* **What to do**: Where in the material does the word "this" appear? Copy each line that has it.

* **Available data**:

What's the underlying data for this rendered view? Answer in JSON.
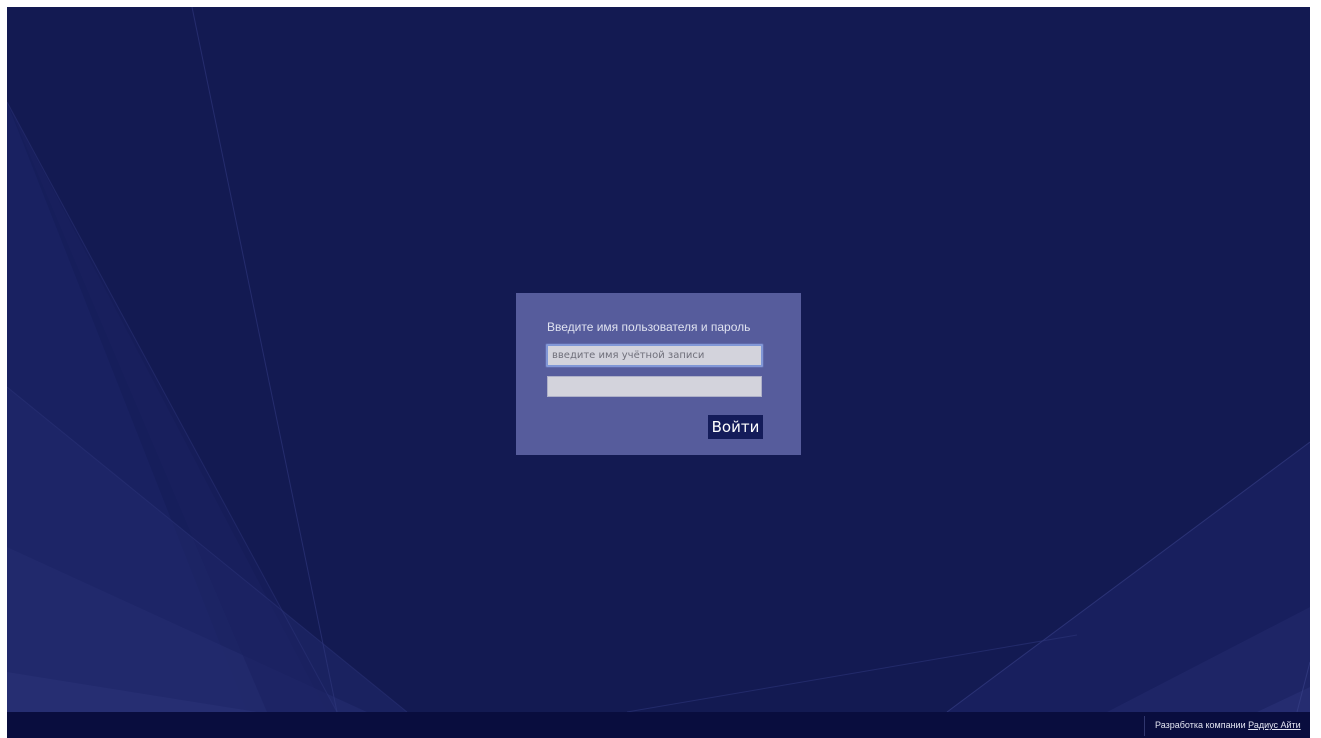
{
  "login": {
    "title": "Введите имя пользователя и пароль",
    "username_placeholder": "введите имя учётной записи",
    "username_value": "",
    "password_value": "",
    "submit_label": "Войти"
  },
  "footer": {
    "credit_prefix": "Разработка компании",
    "company_link": "Радиус Айти"
  },
  "colors": {
    "background": "#131a52",
    "dialog": "#565c9c",
    "button": "#141c5a",
    "footer": "#090d3e"
  }
}
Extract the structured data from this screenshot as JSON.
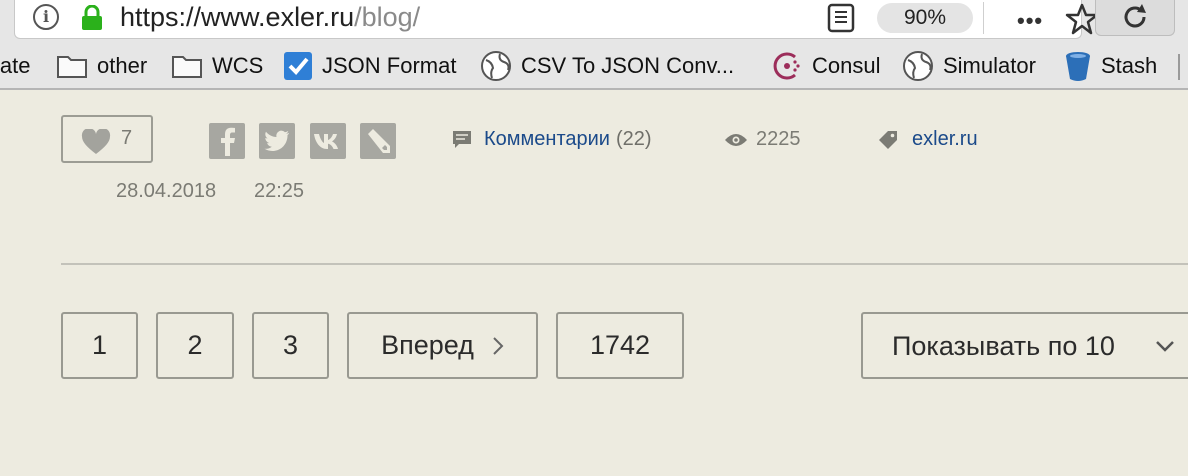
{
  "browser": {
    "url_host": "https://www.exler.ru",
    "url_path": "/blog/",
    "zoom": "90%",
    "bookmarks": [
      {
        "label": "late",
        "icon": "none"
      },
      {
        "label": "other",
        "icon": "folder-icon"
      },
      {
        "label": "WCS",
        "icon": "folder-icon"
      },
      {
        "label": "JSON Format",
        "icon": "checkbox-icon"
      },
      {
        "label": "CSV To JSON Conv...",
        "icon": "globe-icon"
      },
      {
        "label": "Consul",
        "icon": "consul-icon"
      },
      {
        "label": "Simulator",
        "icon": "globe-icon"
      },
      {
        "label": "Stash",
        "icon": "bucket-icon"
      }
    ]
  },
  "post_meta": {
    "likes": "7",
    "comments_label": "Комментарии",
    "comments_count": "(22)",
    "views": "2225",
    "tag": "exler.ru",
    "date": "28.04.2018",
    "time": "22:25"
  },
  "share_icons": [
    "facebook-icon",
    "twitter-icon",
    "vk-icon",
    "livejournal-icon"
  ],
  "pagination": {
    "pages": [
      "1",
      "2",
      "3"
    ],
    "next_label": "Вперед",
    "last_page": "1742",
    "per_page_label": "Показывать по 10"
  }
}
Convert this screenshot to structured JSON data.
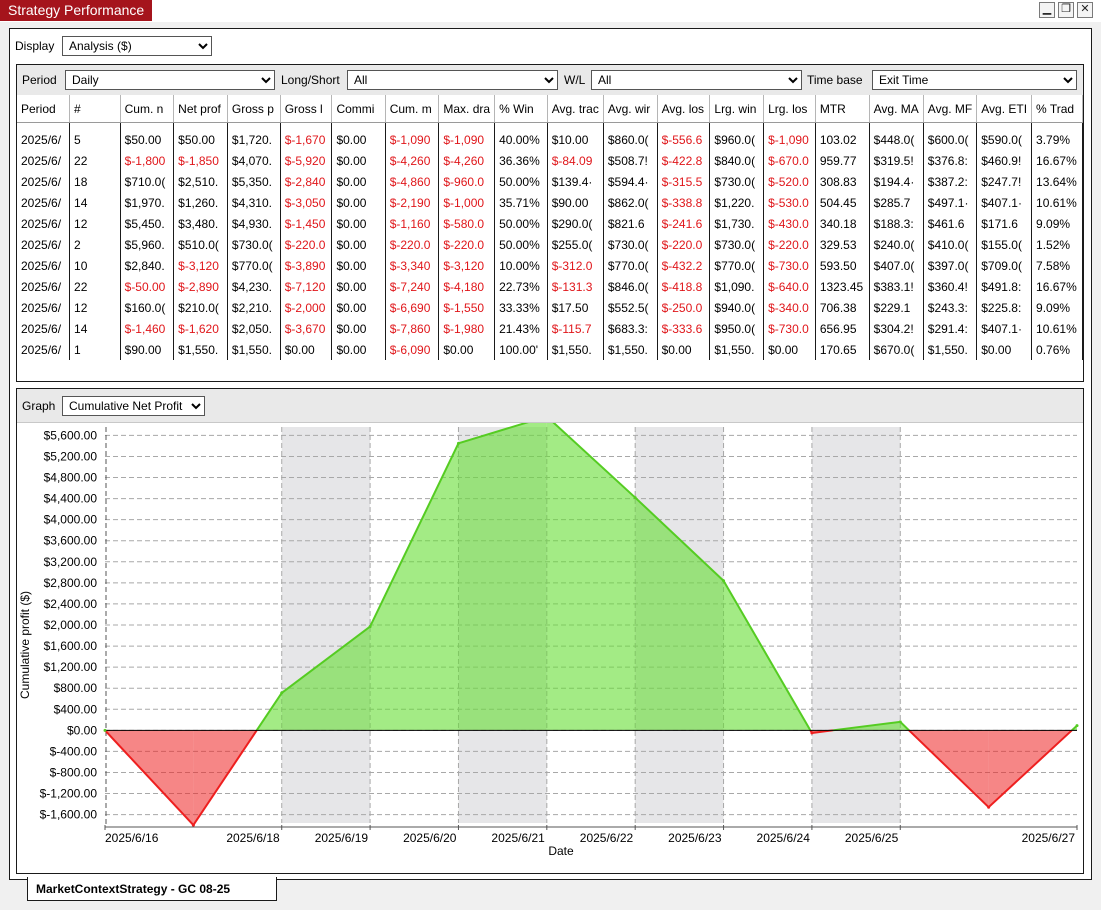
{
  "window": {
    "title": "Strategy Performance",
    "minimize": "▁",
    "maximize": "❐",
    "close": "✕"
  },
  "display": {
    "label": "Display",
    "value": "Analysis ($)"
  },
  "filters": {
    "period": {
      "label": "Period",
      "value": "Daily"
    },
    "long_short": {
      "label": "Long/Short",
      "value": "All"
    },
    "wl": {
      "label": "W/L",
      "value": "All"
    },
    "time_base": {
      "label": "Time base",
      "value": "Exit Time"
    }
  },
  "table": {
    "columns": [
      "Period",
      "#",
      "Cum. n",
      "Net prof",
      "Gross p",
      "Gross l",
      "Commi",
      "Cum. m",
      "Max. dra",
      "% Win",
      "Avg. trac",
      "Avg. wir",
      "Avg. los",
      "Lrg. win",
      "Lrg. los",
      "MTR",
      "Avg. MA",
      "Avg. MF",
      "Avg. ETI",
      "% Trad"
    ],
    "rows": [
      [
        "2025/6/",
        "5",
        "$50.00",
        "$50.00",
        "$1,720.",
        "$-1,670",
        "$0.00",
        "$-1,090",
        "$-1,090",
        "40.00%",
        "$10.00",
        "$860.0(",
        "$-556.6",
        "$960.0(",
        "$-1,090",
        "103.02",
        "$448.0(",
        "$600.0(",
        "$590.0(",
        "3.79%"
      ],
      [
        "2025/6/",
        "22",
        "$-1,800",
        "$-1,850",
        "$4,070.",
        "$-5,920",
        "$0.00",
        "$-4,260",
        "$-4,260",
        "36.36%",
        "$-84.09",
        "$508.7!",
        "$-422.8",
        "$840.0(",
        "$-670.0",
        "959.77",
        "$319.5!",
        "$376.8:",
        "$460.9!",
        "16.67%"
      ],
      [
        "2025/6/",
        "18",
        "$710.0(",
        "$2,510.",
        "$5,350.",
        "$-2,840",
        "$0.00",
        "$-4,860",
        "$-960.0",
        "50.00%",
        "$139.4·",
        "$594.4·",
        "$-315.5",
        "$730.0(",
        "$-520.0",
        "308.83",
        "$194.4·",
        "$387.2:",
        "$247.7!",
        "13.64%"
      ],
      [
        "2025/6/",
        "14",
        "$1,970.",
        "$1,260.",
        "$4,310.",
        "$-3,050",
        "$0.00",
        "$-2,190",
        "$-1,000",
        "35.71%",
        "$90.00",
        "$862.0(",
        "$-338.8",
        "$1,220.",
        "$-530.0",
        "504.45",
        "$285.7",
        "$497.1·",
        "$407.1·",
        "10.61%"
      ],
      [
        "2025/6/",
        "12",
        "$5,450.",
        "$3,480.",
        "$4,930.",
        "$-1,450",
        "$0.00",
        "$-1,160",
        "$-580.0",
        "50.00%",
        "$290.0(",
        "$821.6",
        "$-241.6",
        "$1,730.",
        "$-430.0",
        "340.18",
        "$188.3:",
        "$461.6",
        "$171.6",
        "9.09%"
      ],
      [
        "2025/6/",
        "2",
        "$5,960.",
        "$510.0(",
        "$730.0(",
        "$-220.0",
        "$0.00",
        "$-220.0",
        "$-220.0",
        "50.00%",
        "$255.0(",
        "$730.0(",
        "$-220.0",
        "$730.0(",
        "$-220.0",
        "329.53",
        "$240.0(",
        "$410.0(",
        "$155.0(",
        "1.52%"
      ],
      [
        "2025/6/",
        "10",
        "$2,840.",
        "$-3,120",
        "$770.0(",
        "$-3,890",
        "$0.00",
        "$-3,340",
        "$-3,120",
        "10.00%",
        "$-312.0",
        "$770.0(",
        "$-432.2",
        "$770.0(",
        "$-730.0",
        "593.50",
        "$407.0(",
        "$397.0(",
        "$709.0(",
        "7.58%"
      ],
      [
        "2025/6/",
        "22",
        "$-50.00",
        "$-2,890",
        "$4,230.",
        "$-7,120",
        "$0.00",
        "$-7,240",
        "$-4,180",
        "22.73%",
        "$-131.3",
        "$846.0(",
        "$-418.8",
        "$1,090.",
        "$-640.0",
        "1323.45",
        "$383.1!",
        "$360.4!",
        "$491.8:",
        "16.67%"
      ],
      [
        "2025/6/",
        "12",
        "$160.0(",
        "$210.0(",
        "$2,210.",
        "$-2,000",
        "$0.00",
        "$-6,690",
        "$-1,550",
        "33.33%",
        "$17.50",
        "$552.5(",
        "$-250.0",
        "$940.0(",
        "$-340.0",
        "706.38",
        "$229.1",
        "$243.3:",
        "$225.8:",
        "9.09%"
      ],
      [
        "2025/6/",
        "14",
        "$-1,460",
        "$-1,620",
        "$2,050.",
        "$-3,670",
        "$0.00",
        "$-7,860",
        "$-1,980",
        "21.43%",
        "$-115.7",
        "$683.3:",
        "$-333.6",
        "$950.0(",
        "$-730.0",
        "656.95",
        "$304.2!",
        "$291.4:",
        "$407.1·",
        "10.61%"
      ],
      [
        "2025/6/",
        "1",
        "$90.00",
        "$1,550.",
        "$1,550.",
        "$0.00",
        "$0.00",
        "$-6,090",
        "$0.00",
        "100.00'",
        "$1,550.",
        "$1,550.",
        "$0.00",
        "$1,550.",
        "$0.00",
        "170.65",
        "$670.0(",
        "$1,550.",
        "$0.00",
        "0.76%"
      ]
    ]
  },
  "graph": {
    "label": "Graph",
    "value": "Cumulative Net Profit"
  },
  "chart_data": {
    "type": "area",
    "xlabel": "Date",
    "ylabel": "Cumulative profit ($)",
    "ylim": [
      -1760,
      5760
    ],
    "x_tick_labels": [
      {
        "label": "2025/6/16",
        "x": 0
      },
      {
        "label": "2025/6/18",
        "x": 2
      },
      {
        "label": "2025/6/19",
        "x": 3
      },
      {
        "label": "2025/6/20",
        "x": 4
      },
      {
        "label": "2025/6/21",
        "x": 5
      },
      {
        "label": "2025/6/22",
        "x": 6
      },
      {
        "label": "2025/6/23",
        "x": 7
      },
      {
        "label": "2025/6/24",
        "x": 8
      },
      {
        "label": "2025/6/25",
        "x": 9
      },
      {
        "label": "2025/6/27",
        "x": 11
      }
    ],
    "y_ticks": [
      "$-1,600.00",
      "$-1,200.00",
      "$-800.00",
      "$-400.00",
      "$0.00",
      "$400.00",
      "$800.00",
      "$1,200.00",
      "$1,600.00",
      "$2,000.00",
      "$2,400.00",
      "$2,800.00",
      "$3,200.00",
      "$3,600.00",
      "$4,000.00",
      "$4,400.00",
      "$4,800.00",
      "$5,200.00",
      "$5,600.00"
    ],
    "y_tick_values": [
      -1600,
      -1200,
      -800,
      -400,
      0,
      400,
      800,
      1200,
      1600,
      2000,
      2400,
      2800,
      3200,
      3600,
      4000,
      4400,
      4800,
      5200,
      5600
    ],
    "x_max": 11,
    "shaded_bands": [
      [
        2,
        3
      ],
      [
        4,
        5
      ],
      [
        6,
        7
      ],
      [
        8,
        9
      ]
    ],
    "grid": "dashed",
    "series": [
      {
        "values": [
          {
            "x": 0,
            "y": 0
          },
          {
            "x": 1,
            "y": -1800
          },
          {
            "x": 2,
            "y": 710
          },
          {
            "x": 3,
            "y": 1970
          },
          {
            "x": 4,
            "y": 5450
          },
          {
            "x": 5,
            "y": 5960
          },
          {
            "x": 6,
            "y": 4420
          },
          {
            "x": 7,
            "y": 2840
          },
          {
            "x": 8,
            "y": -50
          },
          {
            "x": 9,
            "y": 160
          },
          {
            "x": 10,
            "y": -1460
          },
          {
            "x": 11,
            "y": 90
          }
        ],
        "positive_color": "#66dd33",
        "negative_color": "#ee2222"
      }
    ]
  },
  "status_tab": {
    "label": "MarketContextStrategy - GC 08-25"
  }
}
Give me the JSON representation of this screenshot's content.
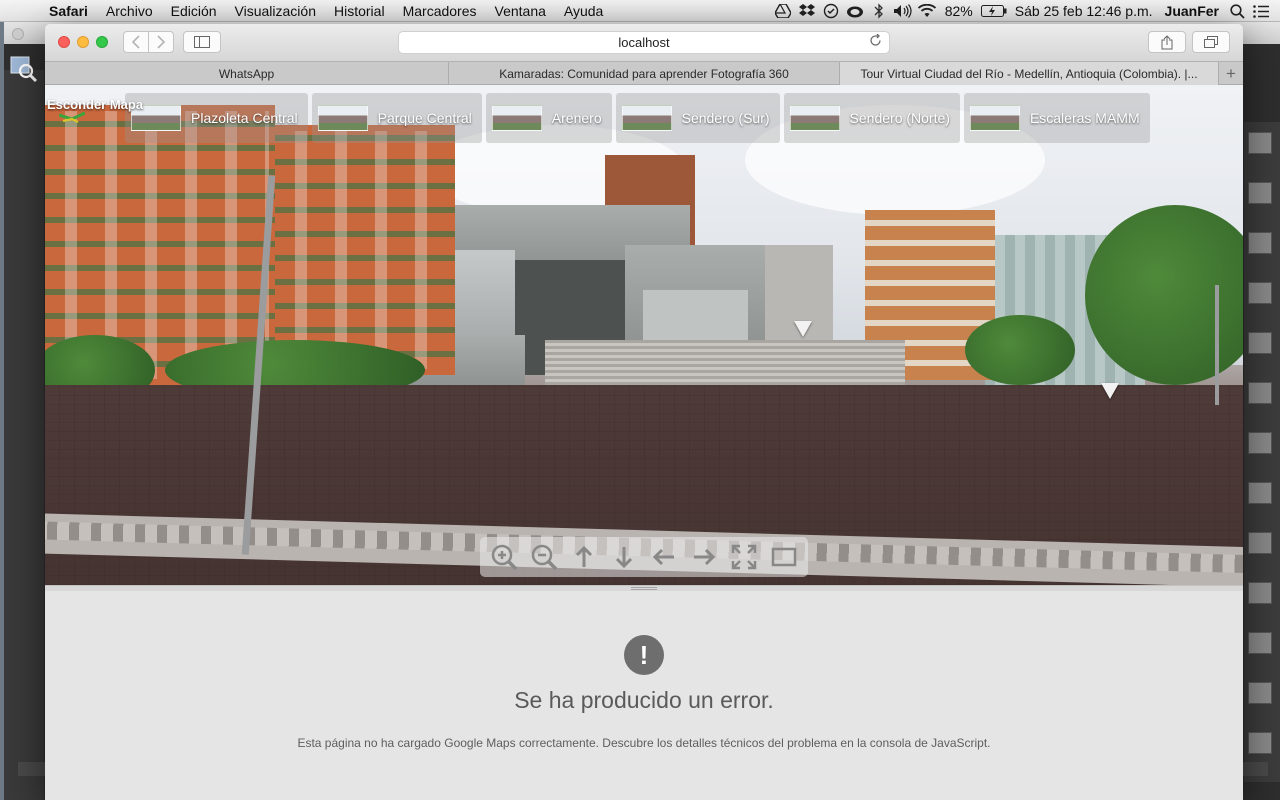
{
  "menubar": {
    "app": "Safari",
    "items": [
      "Archivo",
      "Edición",
      "Visualización",
      "Historial",
      "Marcadores",
      "Ventana",
      "Ayuda"
    ],
    "battery": "82%",
    "datetime": "Sáb 25 feb  12:46 p.m.",
    "user": "JuanFer",
    "status_icons": [
      "google-drive-icon",
      "dropbox-icon",
      "checkbox-icon",
      "creative-cloud-icon",
      "bluetooth-icon",
      "volume-icon",
      "wifi-icon",
      "battery-icon",
      "spotlight-icon",
      "notification-center-icon"
    ]
  },
  "browser": {
    "address": "localhost",
    "tabs": [
      "WhatsApp",
      "Kamaradas: Comunidad para aprender Fotografía 360",
      "Tour Virtual Ciudad del Río - Medellín, Antioquia (Colombia). |..."
    ],
    "new_tab": "+"
  },
  "viewer": {
    "hide_map_label": "Esconder Mapa",
    "scenes": [
      "Plazoleta Central",
      "Parque Central",
      "Arenero",
      "Sendero (Sur)",
      "Sendero (Norte)",
      "Escaleras MAMM"
    ],
    "controls": [
      "zoom-in-icon",
      "zoom-out-icon",
      "arrow-up-icon",
      "arrow-down-icon",
      "arrow-left-icon",
      "arrow-right-icon",
      "fullscreen-icon",
      "window-icon"
    ]
  },
  "map": {
    "error_icon": "!",
    "error_title": "Se ha producido un error.",
    "error_message": "Esta página no ha cargado Google Maps correctamente. Descubre los detalles técnicos del problema en la consola de JavaScript."
  }
}
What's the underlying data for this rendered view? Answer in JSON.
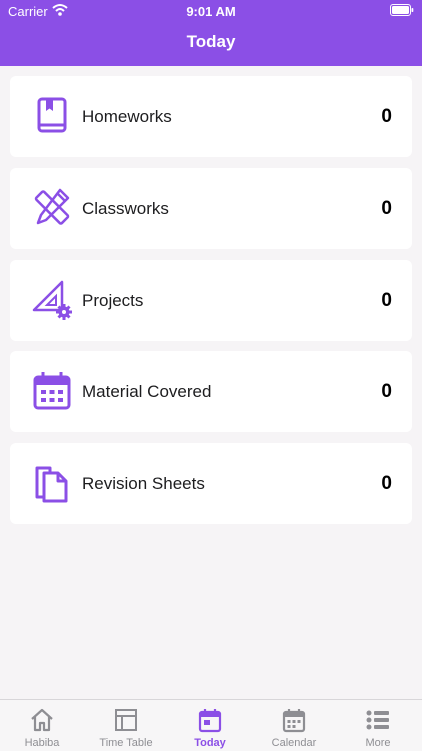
{
  "status_bar": {
    "carrier": "Carrier",
    "time": "9:01 AM"
  },
  "header": {
    "title": "Today"
  },
  "cards": [
    {
      "label": "Homeworks",
      "count": "0",
      "icon": "book-icon"
    },
    {
      "label": "Classworks",
      "count": "0",
      "icon": "ruler-pencil-icon"
    },
    {
      "label": "Projects",
      "count": "0",
      "icon": "triangle-gear-icon"
    },
    {
      "label": "Material Covered",
      "count": "0",
      "icon": "calendar-icon"
    },
    {
      "label": "Revision Sheets",
      "count": "0",
      "icon": "copy-document-icon"
    }
  ],
  "tabs": [
    {
      "label": "Habiba",
      "icon": "home-icon",
      "active": false
    },
    {
      "label": "Time Table",
      "icon": "table-icon",
      "active": false
    },
    {
      "label": "Today",
      "icon": "calendar-day-icon",
      "active": true
    },
    {
      "label": "Calendar",
      "icon": "calendar-icon",
      "active": false
    },
    {
      "label": "More",
      "icon": "list-icon",
      "active": false
    }
  ],
  "colors": {
    "accent": "#8b4fe6",
    "inactive": "#8e8e93",
    "background": "#f6f4f6"
  }
}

* **Written response**:
What's the underlying data for this rendered view? Answer in JSON.
Extract the structured data from this screenshot as JSON.
Convert this screenshot to structured JSON data.
Give me the JSON representation of this screenshot's content.
What's the underlying data for this rendered view? Answer in JSON.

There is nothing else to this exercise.